We often see comments such as Japan has contributed almost absolutely nothing to the world in the field of personal computing. The only thing Japan has contributed, it is said, is in making personal computers compact, as can be seen in notebook computers .
 A paper that reviewed the computer field in Japan was recently carried in IEEE Micro, the journal of the Institute of Electrical and Electronics Engineers of the U.S. There also, Japan's technology for making personal computers compact was highly appraised.
The ultimate example of this is the personal digital assistant (PDA). At present, personal computers have become smaller and PDAs have become highly functional to the extent that the difference between personal computers and PDAs has become blurred.
In the BTRON subproject also, we have had our eye on the PDA from before. Finally, last year we developed a PDA called BrainPad TiPO (Fig. 11) onto which BTRON was loaded. As far as I know, this seems to be the world's first commercial product in this PDA class onto which has been loaded a complete multitask, multiwindow, general purpose operating system that is the same as a desktop operating system. TiPO is loaded with TCP/IP, and it can send and receive standard e-mail over the Internet using POP3 and SMTP. It is also fully equipped even for World Wide Web browsing and file transfer via FTP. The user interface also has been slightly improved from the original BTRON interface so as to adapt it to operation solely with a pen on a small screen, making it easy to use. Since the details are described in depth in an article in this issue ("Accessing the Internet with TiPO," on p. 18), I would like you to refer to that.
In BTRON, we have been proposing from over 10 years ago ideas such as hypertext technology, multilingual processing, EnableWare, the PDA, the ergonomic keyboard, and multimedia, which recently seem likely to become the core in the field of personal computing. The author believes that this design ideology has in no way become faded even today after the passage of 10 years.

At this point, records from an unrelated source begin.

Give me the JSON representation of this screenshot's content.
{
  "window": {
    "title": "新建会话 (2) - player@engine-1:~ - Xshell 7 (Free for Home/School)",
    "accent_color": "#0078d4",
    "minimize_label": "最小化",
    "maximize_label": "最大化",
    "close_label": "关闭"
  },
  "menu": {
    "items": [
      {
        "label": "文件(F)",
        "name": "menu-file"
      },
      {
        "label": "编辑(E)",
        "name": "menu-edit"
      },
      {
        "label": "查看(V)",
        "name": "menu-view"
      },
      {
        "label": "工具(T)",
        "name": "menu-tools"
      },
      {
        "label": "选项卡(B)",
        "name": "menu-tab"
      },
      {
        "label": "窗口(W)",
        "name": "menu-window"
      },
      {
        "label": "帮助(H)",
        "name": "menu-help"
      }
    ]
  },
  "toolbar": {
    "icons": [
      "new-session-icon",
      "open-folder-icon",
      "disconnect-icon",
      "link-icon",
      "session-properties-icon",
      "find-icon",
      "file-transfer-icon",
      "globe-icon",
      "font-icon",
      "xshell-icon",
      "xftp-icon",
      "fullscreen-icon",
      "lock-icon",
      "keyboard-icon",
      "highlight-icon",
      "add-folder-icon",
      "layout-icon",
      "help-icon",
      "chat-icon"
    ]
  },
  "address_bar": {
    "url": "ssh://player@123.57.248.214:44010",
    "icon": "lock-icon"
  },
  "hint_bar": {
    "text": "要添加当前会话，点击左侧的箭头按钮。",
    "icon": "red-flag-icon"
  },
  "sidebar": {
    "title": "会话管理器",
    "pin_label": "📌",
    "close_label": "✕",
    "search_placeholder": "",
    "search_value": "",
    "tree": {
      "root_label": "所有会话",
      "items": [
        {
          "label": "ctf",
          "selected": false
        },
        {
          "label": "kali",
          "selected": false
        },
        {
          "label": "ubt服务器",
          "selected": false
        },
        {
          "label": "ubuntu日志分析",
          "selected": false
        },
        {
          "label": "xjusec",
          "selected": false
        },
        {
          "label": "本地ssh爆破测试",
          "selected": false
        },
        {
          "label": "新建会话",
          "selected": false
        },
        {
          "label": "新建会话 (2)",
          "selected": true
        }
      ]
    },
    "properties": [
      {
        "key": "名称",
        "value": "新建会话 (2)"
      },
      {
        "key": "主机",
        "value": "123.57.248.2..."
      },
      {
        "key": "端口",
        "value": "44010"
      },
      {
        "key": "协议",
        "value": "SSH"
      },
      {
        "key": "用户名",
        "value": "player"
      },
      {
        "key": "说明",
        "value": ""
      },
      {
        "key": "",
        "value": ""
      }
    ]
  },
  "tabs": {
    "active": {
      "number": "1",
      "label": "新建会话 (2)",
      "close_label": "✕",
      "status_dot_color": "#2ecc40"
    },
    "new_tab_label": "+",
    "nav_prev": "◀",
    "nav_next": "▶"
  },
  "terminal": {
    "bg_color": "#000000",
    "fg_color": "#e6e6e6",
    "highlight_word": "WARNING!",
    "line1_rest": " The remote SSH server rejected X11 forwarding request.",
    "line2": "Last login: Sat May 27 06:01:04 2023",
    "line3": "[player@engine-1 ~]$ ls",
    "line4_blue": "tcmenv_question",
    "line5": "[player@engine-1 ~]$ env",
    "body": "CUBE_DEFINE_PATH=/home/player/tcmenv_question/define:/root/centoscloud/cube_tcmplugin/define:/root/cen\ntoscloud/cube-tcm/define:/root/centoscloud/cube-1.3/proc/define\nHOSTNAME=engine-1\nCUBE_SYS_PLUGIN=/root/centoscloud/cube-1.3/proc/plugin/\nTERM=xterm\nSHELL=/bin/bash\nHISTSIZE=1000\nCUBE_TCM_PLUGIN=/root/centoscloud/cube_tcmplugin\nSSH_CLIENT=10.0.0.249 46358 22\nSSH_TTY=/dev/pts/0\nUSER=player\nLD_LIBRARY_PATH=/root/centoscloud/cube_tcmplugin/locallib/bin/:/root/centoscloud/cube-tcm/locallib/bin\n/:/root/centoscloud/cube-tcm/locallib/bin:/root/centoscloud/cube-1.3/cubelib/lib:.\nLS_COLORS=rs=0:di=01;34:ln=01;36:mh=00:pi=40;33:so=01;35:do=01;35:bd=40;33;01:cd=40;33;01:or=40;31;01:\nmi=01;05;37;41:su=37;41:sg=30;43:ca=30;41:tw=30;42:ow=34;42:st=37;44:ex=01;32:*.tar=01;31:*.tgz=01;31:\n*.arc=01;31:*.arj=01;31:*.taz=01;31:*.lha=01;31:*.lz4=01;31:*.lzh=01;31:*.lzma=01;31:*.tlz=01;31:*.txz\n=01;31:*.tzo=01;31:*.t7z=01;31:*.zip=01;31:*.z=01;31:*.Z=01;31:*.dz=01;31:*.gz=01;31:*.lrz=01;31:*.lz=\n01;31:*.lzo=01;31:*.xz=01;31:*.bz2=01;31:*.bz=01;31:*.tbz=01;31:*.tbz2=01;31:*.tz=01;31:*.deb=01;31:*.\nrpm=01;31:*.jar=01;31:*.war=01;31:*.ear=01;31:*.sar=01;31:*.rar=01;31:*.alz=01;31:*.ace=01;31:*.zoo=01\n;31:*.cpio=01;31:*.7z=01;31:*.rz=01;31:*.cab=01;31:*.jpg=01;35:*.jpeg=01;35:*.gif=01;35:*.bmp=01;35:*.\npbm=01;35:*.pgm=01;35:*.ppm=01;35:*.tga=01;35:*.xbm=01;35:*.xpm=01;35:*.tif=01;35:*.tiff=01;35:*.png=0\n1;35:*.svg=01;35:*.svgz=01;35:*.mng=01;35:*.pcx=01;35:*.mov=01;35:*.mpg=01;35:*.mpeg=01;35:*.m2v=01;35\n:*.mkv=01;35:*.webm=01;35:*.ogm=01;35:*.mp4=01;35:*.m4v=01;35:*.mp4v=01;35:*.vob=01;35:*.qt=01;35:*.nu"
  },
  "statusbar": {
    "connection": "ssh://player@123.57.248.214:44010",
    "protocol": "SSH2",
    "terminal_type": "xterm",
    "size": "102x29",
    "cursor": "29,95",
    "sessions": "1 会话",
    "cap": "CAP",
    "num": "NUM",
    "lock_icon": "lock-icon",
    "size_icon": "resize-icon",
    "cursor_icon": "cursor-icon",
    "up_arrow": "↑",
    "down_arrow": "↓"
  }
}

The above BTRON primer also contained illustrated explanations on the basic operations of the BTRON-specification operating system. In order to ease downloading of this page, we have placed them on a separate page. Those who would like to view those explanations should click here.
The above BTRON primer appeared on pages 11-17 in Vol. 45 of TRONWARE . It was translated and loaded onto this web page with the permission of Personal Media Corporation.
Copyright © 1997 Personal Media Corporation
Copyright © 1997 Sakamura Laboratory, University Museum, University of Tokyo